**EXERCISE INSTRUCTIONS:** Your answer must be an exact copy of the records, with no pictures included.
BEGIN DATA FOR THE TASK
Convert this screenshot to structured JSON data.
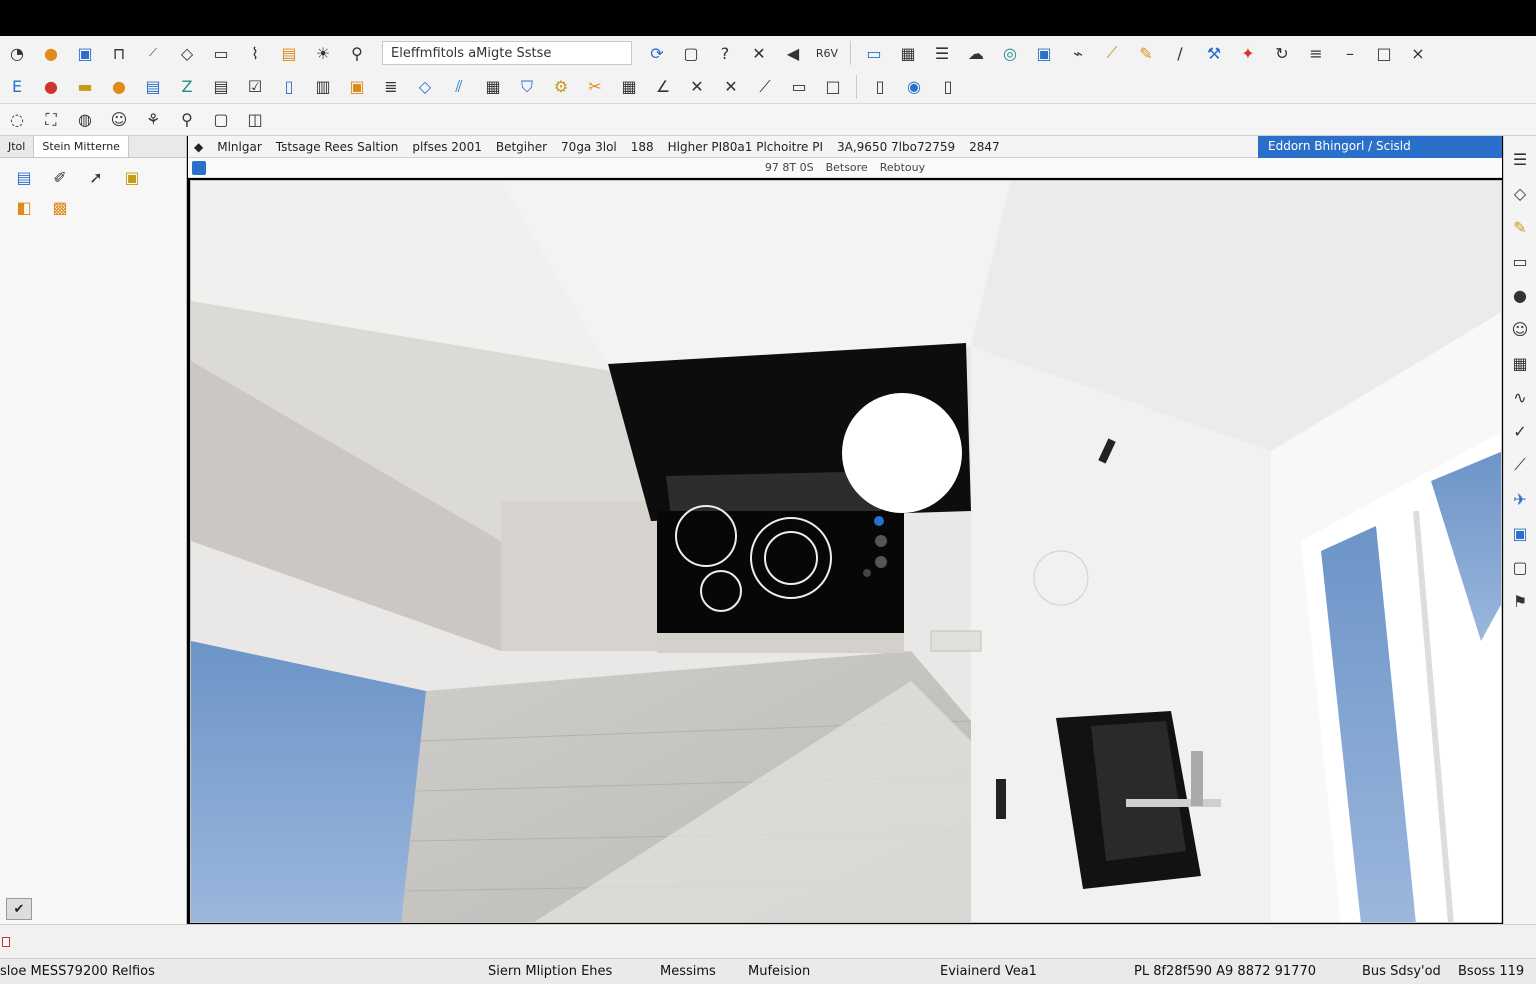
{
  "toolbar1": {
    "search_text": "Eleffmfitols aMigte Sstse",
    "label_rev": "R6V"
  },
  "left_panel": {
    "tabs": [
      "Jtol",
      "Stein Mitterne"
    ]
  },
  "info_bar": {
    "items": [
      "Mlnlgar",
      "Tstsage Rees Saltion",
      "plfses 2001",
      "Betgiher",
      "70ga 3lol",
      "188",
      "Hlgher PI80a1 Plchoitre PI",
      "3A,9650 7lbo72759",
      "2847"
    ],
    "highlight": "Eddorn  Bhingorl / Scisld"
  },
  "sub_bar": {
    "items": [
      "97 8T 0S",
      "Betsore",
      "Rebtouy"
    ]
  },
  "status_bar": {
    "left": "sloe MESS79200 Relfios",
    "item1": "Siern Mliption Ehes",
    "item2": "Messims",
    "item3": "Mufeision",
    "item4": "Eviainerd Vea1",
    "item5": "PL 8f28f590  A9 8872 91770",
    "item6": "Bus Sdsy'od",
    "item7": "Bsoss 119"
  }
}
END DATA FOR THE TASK
**EXERCISE RESULT:**
Convert this screenshot to structured JSON data.
{
  "toolbar1": {
    "search_text": "Eleffmfitols aMigte Sstse",
    "label_rev": "R6V"
  },
  "left_panel": {
    "tabs": [
      "Jtol",
      "Stein Mitterne"
    ]
  },
  "info_bar": {
    "items": [
      "Mlnlgar",
      "Tstsage Rees Saltion",
      "plfses 2001",
      "Betgiher",
      "70ga 3lol",
      "188",
      "Hlgher PI80a1 Plchoitre PI",
      "3A,9650 7lbo72759",
      "2847"
    ],
    "highlight": "Eddorn  Bhingorl / Scisld"
  },
  "sub_bar": {
    "items": [
      "97 8T 0S",
      "Betsore",
      "Rebtouy"
    ]
  },
  "status_bar": {
    "left": "sloe MESS79200 Relfios",
    "item1": "Siern Mliption Ehes",
    "item2": "Messims",
    "item3": "Mufeision",
    "item4": "Eviainerd Vea1",
    "item5": "PL 8f28f590  A9 8872 91770",
    "item6": "Bus Sdsy'od",
    "item7": "Bsoss 119"
  }
}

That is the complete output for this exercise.